Tu'amelie Mahe: Teacher, Ministry of Education Officer, Friends of Tonga Board Member
Tu’amelie Mahe is originally from the island of Vava’u, in the Kingdom of Tonga. He enjoys teaching, traveling, and watching movies. He started his primary education at Hunga Government Primary School from 1985 to 1991. He then continued on to Vava’u High School, in Neiafu, where he attended secondary school for five years before finishing up at Tonga College ‘Atele, in Nuku’alofa. Tu’amelie entered the Tonga Institute of Education in 1997 and trained for three years to become a primary teacher.
Tu’a has taught all over the Kingdom: He served as a Primary school teacher from 2000 -2014; a Senior Assistant Teacher Diplomate, in Niuafo’ou Island, at GPS ‘Alele’uta, for 3 years; and then became the principal of GPS Tongamama’o for another three years. He was also a teacher at GPS Popua in Tongatapu but attached at the main office for 2 years at the Filing system Units. He was then transferred to ‘Eua where he worked at GPS Ta’anga and became the principal of the school for several years.
With the help of Peace Corps Volunteer Chiara Collette, Tu’a started studying for his Bachelors of Education in 2013 before traveling to Fiji on a New Zealand Aid scholarship for further studies at the University of the South Pacific. Tu’amelie graduated with a Bachelor’s in Education in 2016.
After studying, Tu’a became an Education Officer for school grants and asset management at the Ministry of Education and Training in Tonga, a position that he continues to serve. Although Tu’a has now been transferred to the office and works as an Education Officer, being a teacher in the classroom is what he is most proud of professionally

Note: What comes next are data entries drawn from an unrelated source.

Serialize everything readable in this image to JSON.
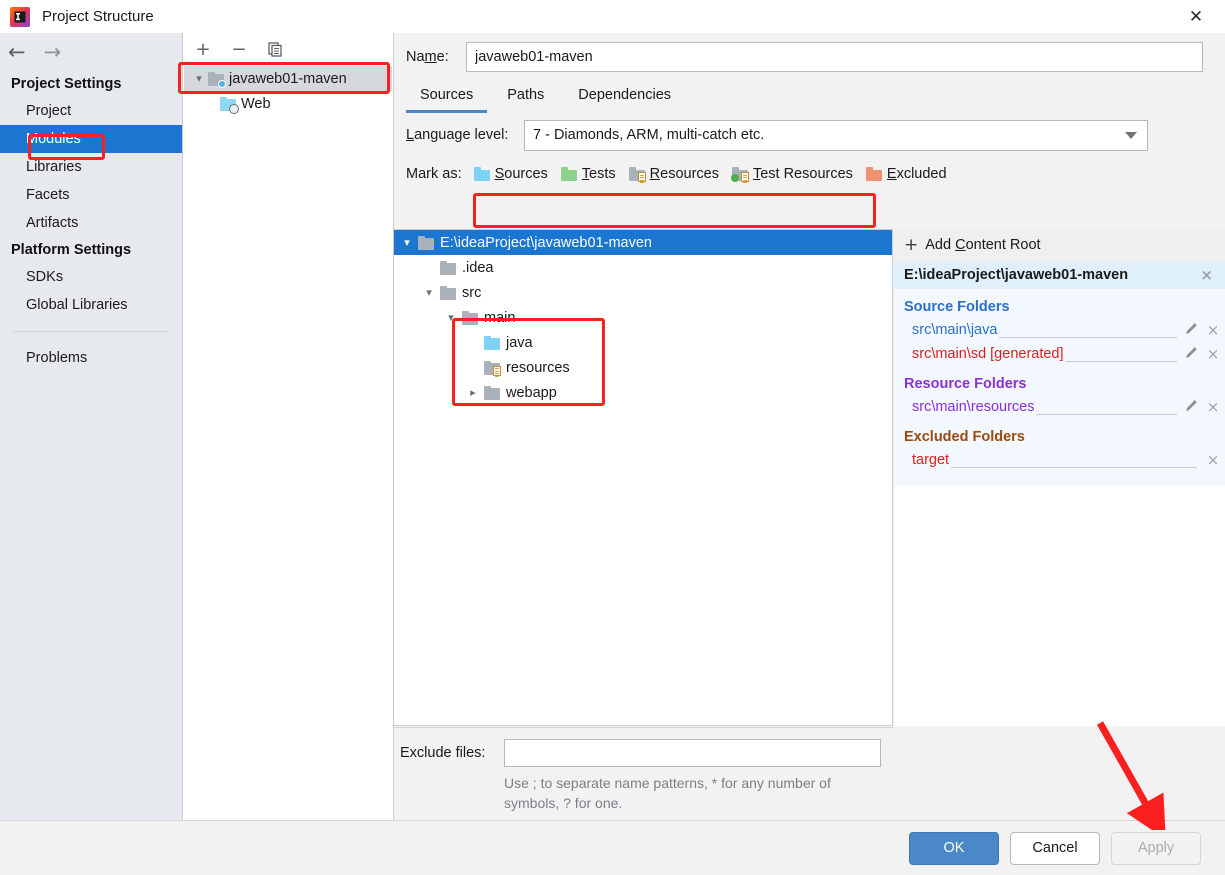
{
  "window": {
    "title": "Project Structure",
    "logo_icon": "intellij-idea-logo",
    "close_icon": "✕"
  },
  "sidebar": {
    "back_icon": "←",
    "forward_icon": "→",
    "groups": [
      {
        "label": "Project Settings",
        "items": [
          {
            "label": "Project",
            "selected": false
          },
          {
            "label": "Modules",
            "selected": true
          },
          {
            "label": "Libraries",
            "selected": false
          },
          {
            "label": "Facets",
            "selected": false
          },
          {
            "label": "Artifacts",
            "selected": false
          }
        ]
      },
      {
        "label": "Platform Settings",
        "items": [
          {
            "label": "SDKs",
            "selected": false
          },
          {
            "label": "Global Libraries",
            "selected": false
          }
        ]
      }
    ],
    "problems_label": "Problems"
  },
  "module_panel": {
    "toolbar": {
      "add_icon": "+",
      "remove_icon": "−",
      "copy_icon": "copy-icon"
    },
    "tree": [
      {
        "label": "javaweb01-maven",
        "icon": "module-folder-icon",
        "expanded": true,
        "selected": true
      },
      {
        "label": "Web",
        "icon": "web-facet-icon",
        "expanded": false,
        "selected": false
      }
    ]
  },
  "main": {
    "name_label": "Name:",
    "name_value": "javaweb01-maven",
    "tabs": [
      {
        "label": "Sources",
        "active": true
      },
      {
        "label": "Paths",
        "active": false
      },
      {
        "label": "Dependencies",
        "active": false
      }
    ],
    "language_level_label": "Language level:",
    "language_level_value": "7 - Diamonds, ARM, multi-catch etc.",
    "mark_as_label": "Mark as:",
    "mark_as_buttons": [
      {
        "label": "Sources",
        "mnemonic": "S",
        "rest": "ources",
        "icon": "sources-folder-icon"
      },
      {
        "label": "Tests",
        "mnemonic": "T",
        "rest": "ests",
        "icon": "tests-folder-icon"
      },
      {
        "label": "Resources",
        "mnemonic": "R",
        "rest": "esources",
        "icon": "resources-folder-icon"
      },
      {
        "label": "Test Resources",
        "mnemonic": "T",
        "rest": "est Resources",
        "icon": "test-resources-folder-icon"
      },
      {
        "label": "Excluded",
        "mnemonic": "E",
        "rest": "xcluded",
        "icon": "excluded-folder-icon"
      }
    ],
    "content_tree": [
      {
        "label": "E:\\ideaProject\\javaweb01-maven",
        "indent": 0,
        "twisty": "expanded",
        "icon": "gray-folder-icon",
        "selected": true
      },
      {
        "label": ".idea",
        "indent": 1,
        "twisty": "none",
        "icon": "gray-folder-icon",
        "selected": false
      },
      {
        "label": "src",
        "indent": 1,
        "twisty": "expanded",
        "icon": "gray-folder-icon",
        "selected": false
      },
      {
        "label": "main",
        "indent": 2,
        "twisty": "expanded",
        "icon": "gray-folder-icon",
        "selected": false
      },
      {
        "label": "java",
        "indent": 3,
        "twisty": "none",
        "icon": "sources-folder-icon",
        "selected": false
      },
      {
        "label": "resources",
        "indent": 3,
        "twisty": "none",
        "icon": "resources-folder-icon",
        "selected": false
      },
      {
        "label": "webapp",
        "indent": 3,
        "twisty": "collapsed",
        "icon": "gray-folder-icon",
        "selected": false
      }
    ],
    "exclude_files_label": "Exclude files:",
    "exclude_files_value": "",
    "exclude_files_hint": "Use ; to separate name patterns, * for any number of symbols, ? for one."
  },
  "details": {
    "add_content_root_label": "Add Content Root",
    "add_content_root_mnemonic": "C",
    "add_icon": "+",
    "content_root_path": "E:\\ideaProject\\javaweb01-maven",
    "remove_icon": "×",
    "sections": [
      {
        "heading": "Source Folders",
        "heading_color": "#2a6fc9",
        "folders": [
          {
            "path": "src\\main\\java",
            "color": "#2a6fc9",
            "editable": true
          },
          {
            "path": "src\\main\\sd [generated]",
            "color": "#e02020",
            "editable": true
          }
        ]
      },
      {
        "heading": "Resource Folders",
        "heading_color": "#8b2fd8",
        "folders": [
          {
            "path": "src\\main\\resources",
            "color": "#8b2fd8",
            "editable": true
          }
        ]
      },
      {
        "heading": "Excluded Folders",
        "heading_color": "#9c4a12",
        "folders": [
          {
            "path": "target",
            "color": "#e02020",
            "editable": false
          }
        ]
      }
    ],
    "edit_icon": "✎"
  },
  "buttons": {
    "ok": "OK",
    "cancel": "Cancel",
    "apply": "Apply"
  },
  "annotations": {
    "accent_color": "#fa2020",
    "boxes": [
      {
        "name": "module-node-highlight"
      },
      {
        "name": "modules-nav-highlight"
      },
      {
        "name": "mark-as-highlight"
      },
      {
        "name": "source-folders-highlight"
      }
    ],
    "arrow": {
      "name": "apply-button-arrow"
    }
  }
}
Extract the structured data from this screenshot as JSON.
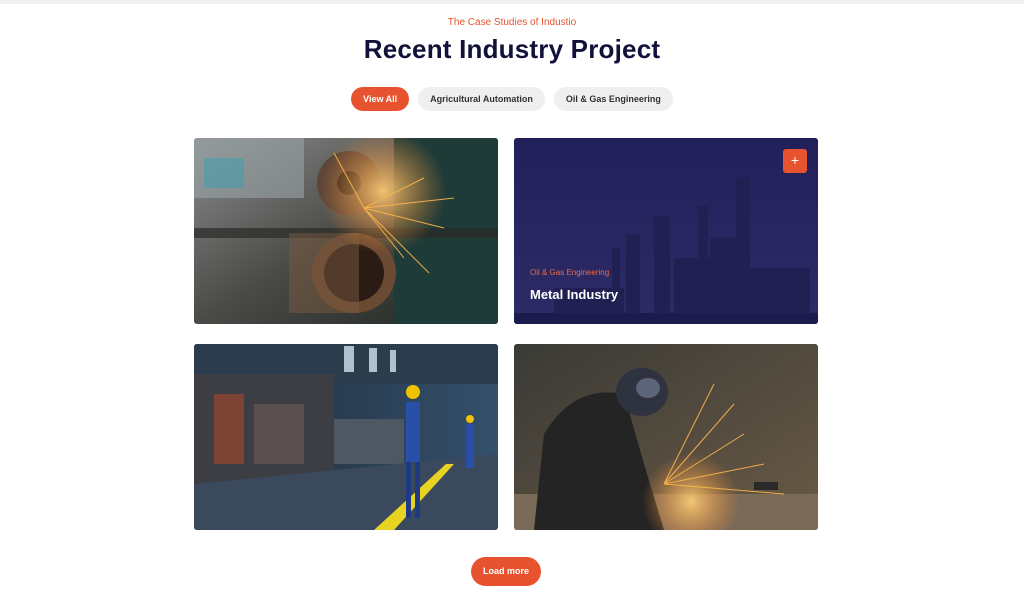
{
  "header": {
    "eyebrow": "The Case Studies of Industio",
    "title": "Recent Industry Project"
  },
  "filters": [
    {
      "label": "View All",
      "active": true
    },
    {
      "label": "Agricultural Automation",
      "active": false
    },
    {
      "label": "Oil & Gas Engineering",
      "active": false
    }
  ],
  "cards": [
    {
      "image": "pipe-grinding-photo"
    },
    {
      "image": "refinery-photo",
      "category": "Oil & Gas Engineering",
      "title": "Metal Industry",
      "action_icon": "plus-icon",
      "action_symbol": "+"
    },
    {
      "image": "steel-mill-worker-photo"
    },
    {
      "image": "welder-sparks-photo"
    }
  ],
  "load_more_label": "Load more",
  "colors": {
    "accent": "#e8532f",
    "heading": "#12113a",
    "pill_bg": "#efefef"
  }
}
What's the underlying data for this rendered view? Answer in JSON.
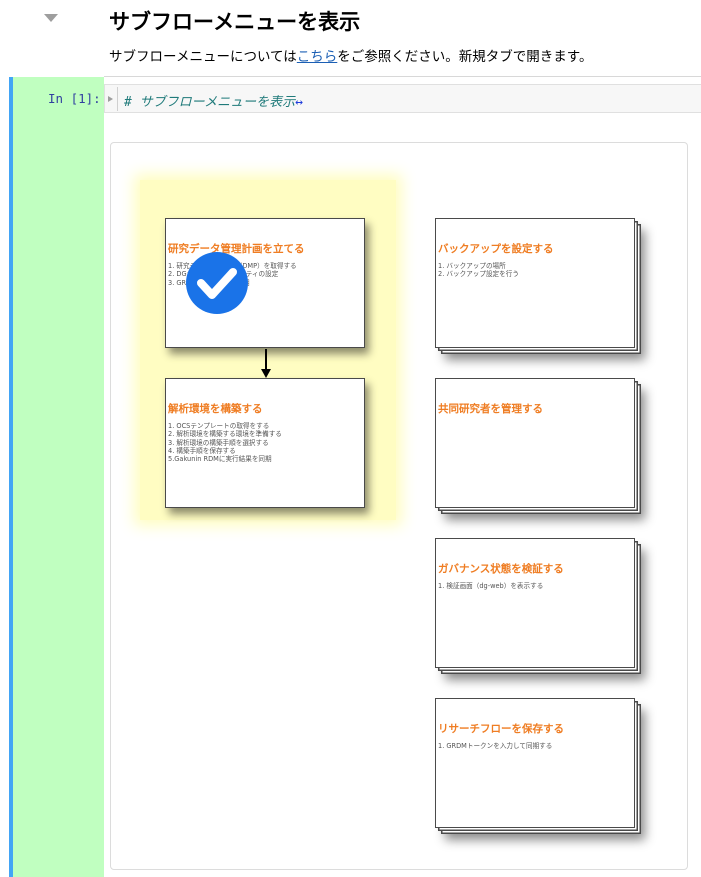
{
  "markdown": {
    "title": "サブフローメニューを表示",
    "para_before": "サブフローメニューについては",
    "para_link": "こちら",
    "para_after": "をご参照ください。新規タブで開きます。"
  },
  "cell": {
    "prompt": "In [1]:",
    "code": "# サブフローメニューを表示",
    "arrow": "↔"
  },
  "diagram": {
    "cards": [
      {
        "title": "研究データ管理計画を立てる",
        "items": [
          "1. 研究データ管理計画（DMP）を取得する",
          "2. DGカスタマイズプロパティの設定",
          "3. GRDMに実行結果を同期"
        ]
      },
      {
        "title": "解析環境を構築する",
        "items": [
          "1. OCSテンプレートの取得をする",
          "2. 解析環境を構築する環境を準備する",
          "3. 解析環境の構築手順を選択する",
          "4. 構築手順を保存する",
          "5.Gakunin RDMに実行結果を同期"
        ]
      },
      {
        "title": "バックアップを設定する",
        "items": [
          "1. バックアップの場所",
          "2. バックアップ設定を行う"
        ]
      },
      {
        "title": "共同研究者を管理する",
        "items": []
      },
      {
        "title": "ガバナンス状態を検証する",
        "items": [
          "1. 検証画面（dg-web）を表示する"
        ]
      },
      {
        "title": "リサーチフローを保存する",
        "items": [
          "1. GRDMトークンを入力して同期する"
        ]
      }
    ],
    "colors": {
      "highlight": "#fffdc2",
      "title": "#ef7d23",
      "check": "#1a73e8"
    }
  }
}
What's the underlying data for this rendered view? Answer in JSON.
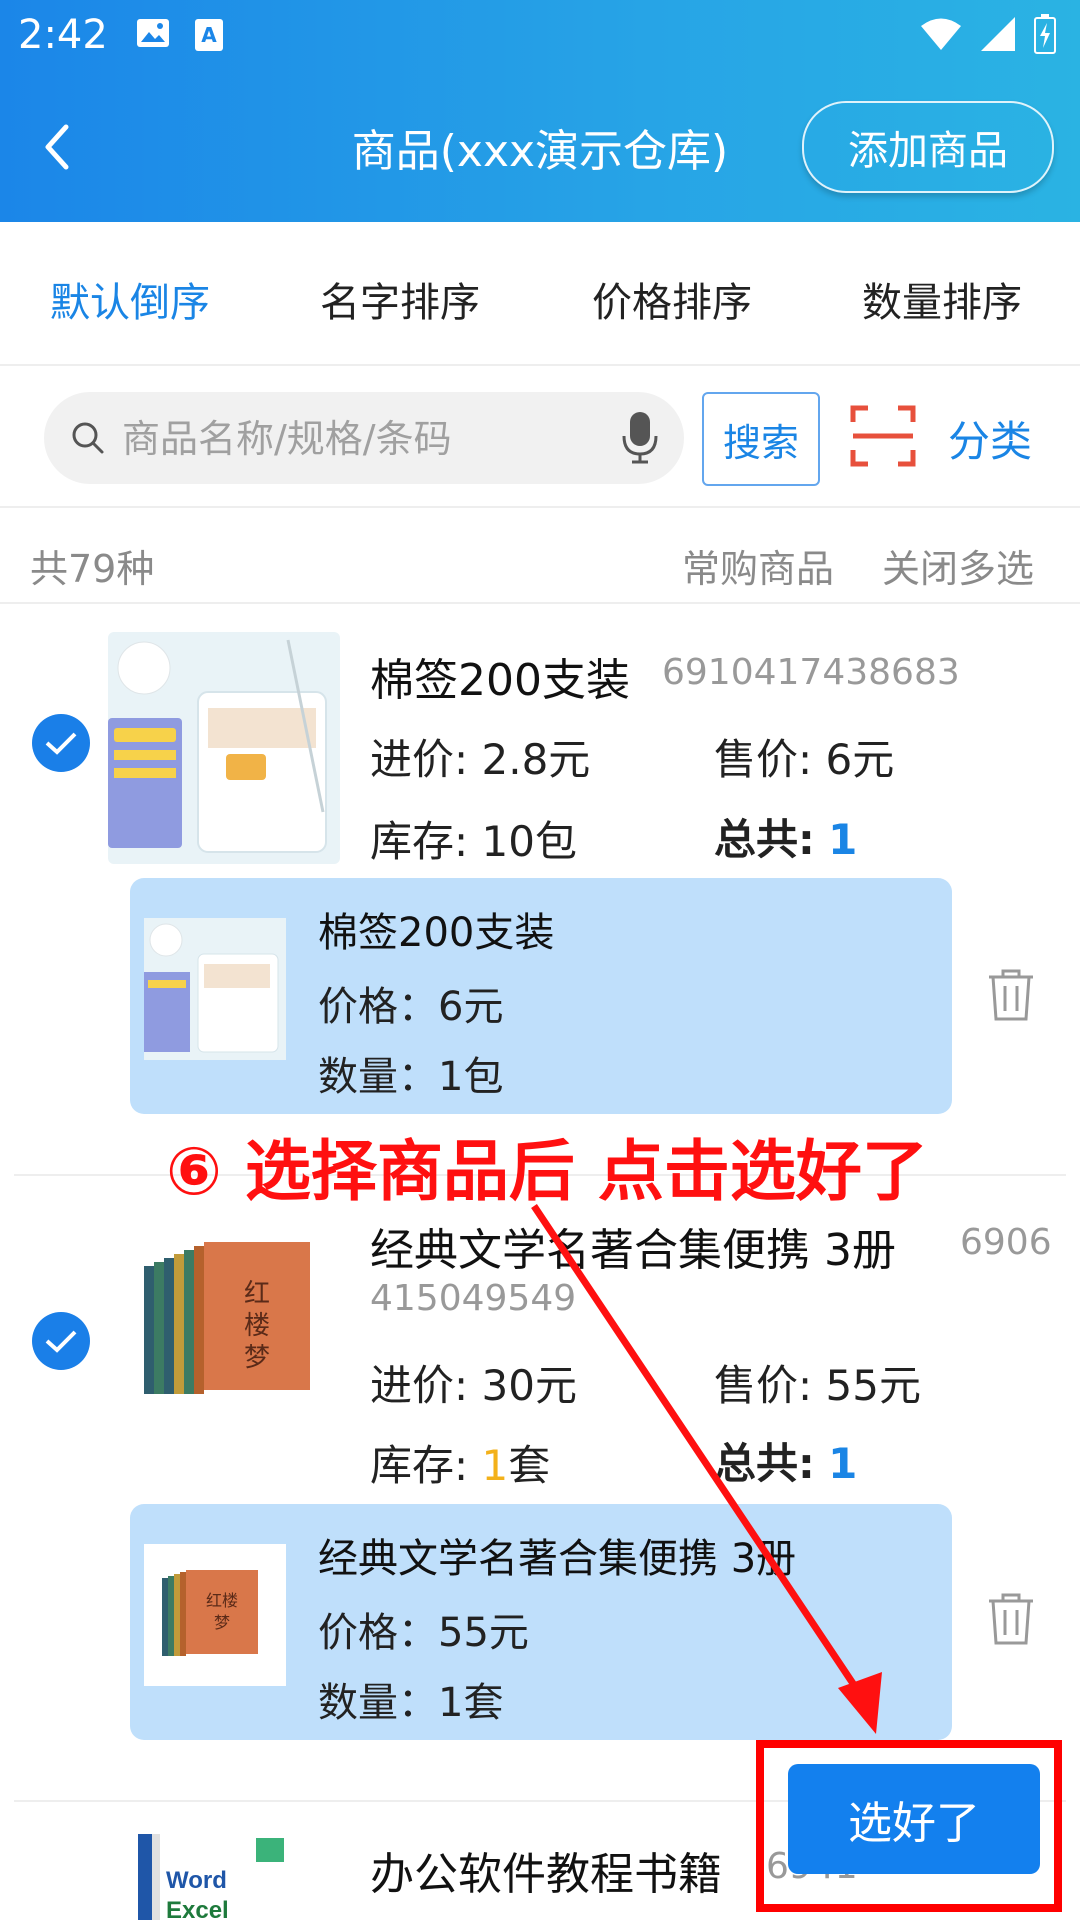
{
  "status": {
    "time": "2:42"
  },
  "header": {
    "title": "商品(xxx演示仓库)",
    "add_button": "添加商品"
  },
  "sort_tabs": [
    {
      "label": "默认倒序",
      "active": true
    },
    {
      "label": "名字排序",
      "active": false
    },
    {
      "label": "价格排序",
      "active": false
    },
    {
      "label": "数量排序",
      "active": false
    }
  ],
  "search": {
    "placeholder": "商品名称/规格/条码",
    "button": "搜索",
    "category": "分类"
  },
  "summary": {
    "count": "共79种",
    "frequent": "常购商品",
    "close_multi": "关闭多选"
  },
  "products": [
    {
      "name": "棉签200支装",
      "code": "6910417438683",
      "purchase_label": "进价:",
      "purchase_value": "2.8元",
      "sale_label": "售价:",
      "sale_value": "6元",
      "stock_label": "库存:",
      "stock_num": "10",
      "stock_unit": "包",
      "total_label": "总共:",
      "total_value": "1",
      "selected": true,
      "cart": {
        "name": "棉签200支装",
        "price": "价格：6元",
        "qty": "数量：1包"
      }
    },
    {
      "name": "经典文学名著合集便携  3册",
      "code_line1": "6906",
      "code_line2": "415049549",
      "purchase_label": "进价:",
      "purchase_value": "30元",
      "sale_label": "售价:",
      "sale_value": "55元",
      "stock_label": "库存:",
      "stock_num": "1",
      "stock_unit": "套",
      "total_label": "总共:",
      "total_value": "1",
      "selected": true,
      "cart": {
        "name": "经典文学名著合集便携 3册",
        "price": "价格：55元",
        "qty": "数量：1套"
      }
    },
    {
      "name": "办公软件教程书籍",
      "code_partial": "6941"
    }
  ],
  "annotation": "⑥ 选择商品后 点击选好了",
  "confirm_button": "选好了",
  "colors": {
    "accent": "#1a85e5",
    "header_start": "#1b86e8",
    "header_end": "#2ab3e3",
    "annotation": "#ff1010"
  }
}
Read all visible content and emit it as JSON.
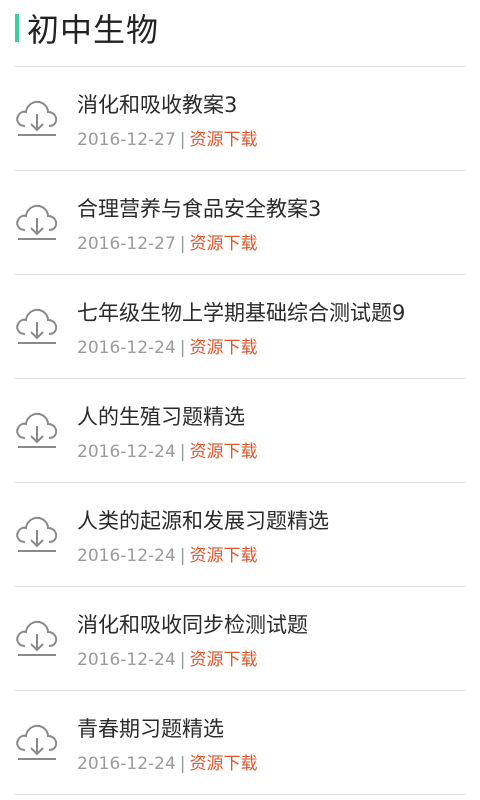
{
  "header": {
    "title": "初中生物",
    "accent_color": "#3ccf9b"
  },
  "items": [
    {
      "title": "消化和吸收教案3",
      "date": "2016-12-27",
      "link": "资源下载",
      "icon": "cloud-download-icon"
    },
    {
      "title": "合理营养与食品安全教案3",
      "date": "2016-12-27",
      "link": "资源下载",
      "icon": "cloud-download-icon"
    },
    {
      "title": "七年级生物上学期基础综合测试题9",
      "date": "2016-12-24",
      "link": "资源下载",
      "icon": "cloud-download-icon"
    },
    {
      "title": "人的生殖习题精选",
      "date": "2016-12-24",
      "link": "资源下载",
      "icon": "cloud-download-icon"
    },
    {
      "title": "人类的起源和发展习题精选",
      "date": "2016-12-24",
      "link": "资源下载",
      "icon": "cloud-download-icon"
    },
    {
      "title": "消化和吸收同步检测试题",
      "date": "2016-12-24",
      "link": "资源下载",
      "icon": "cloud-download-icon"
    },
    {
      "title": "青春期习题精选",
      "date": "2016-12-24",
      "link": "资源下载",
      "icon": "cloud-download-icon"
    }
  ],
  "separator": "|",
  "link_color": "#e2542a"
}
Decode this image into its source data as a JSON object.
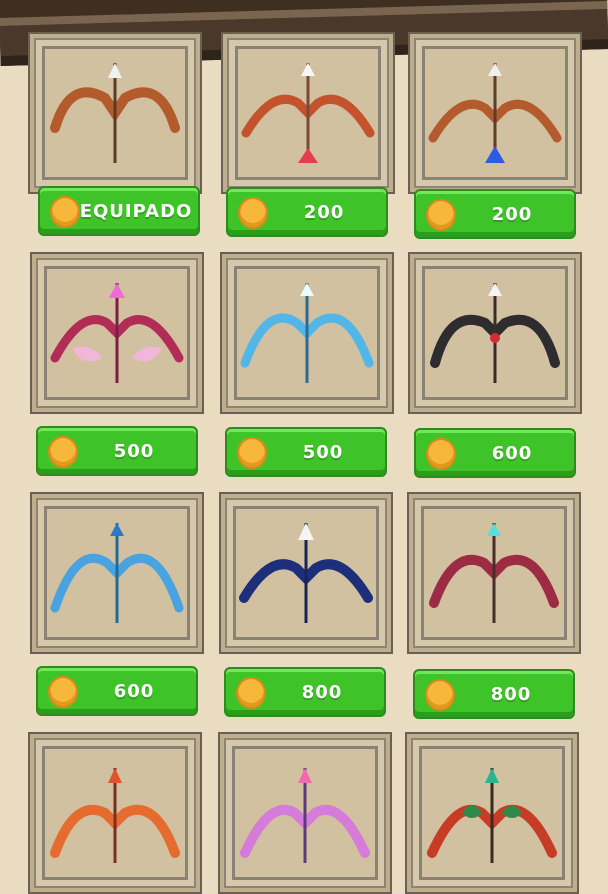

Tu’a is also a member of the board for Friends of Tonga. Tu’a works from Tonga as the Program Manager for Friends of Tonga by overseeing the Scholarship program, which entails outreach, transferring funds, and ensuring students are meeting their benchmarks. He also promotes FoT to communities and schools, collects information on how FoT can best serve the people of Tonga, and provides guidance on how FoT can maximize its impact. Tu’a has been instrumental in getting FoT up and running!
Tu’amelie’s is fiercely proud of Tonga and touts the fact that Tonga is the only Kingdom in the Pacific and that they were never colonized by any foreign country.
Despite is unconditional love for his country, he has no illusions on the challenges facing Tonga and its people. He believes that a major challenge that Tonga currently is the impact of climate change, which has increased the frequency and intensity of major weather events like tropical cyclones and heavy rain . Substance abuse has also become a major concern, along with increasing rates of school dropout and unemployment.
Tu’amelie says to overcome these challenges Tonga needs helping partners like Friends of Tonga to fund projects to help Tonga withstand the impacts of climate change. These projects can include making drains to drain water from low-lying areas, during the heavy rain season. In addition, he believes the government needs to invite more foreign companies to come and invest in Tonga, so that they will employ the people of Tonga. He also believes pushing the students to continue with their studies to the University level is another way it may help to overcome the current and future challenges facing Tonga.
Tu’amelie shared that he thinks it will be very helpful if Friends of Tonga continues their scholarship program to support students completing their studies, up through University. He believes Tonga does not have the natural resources to help their economy but their best resource is their people. Therefore, there is a need to support the peoples’ education and Tu’a thinks Friends of Tonga is helping meet that need.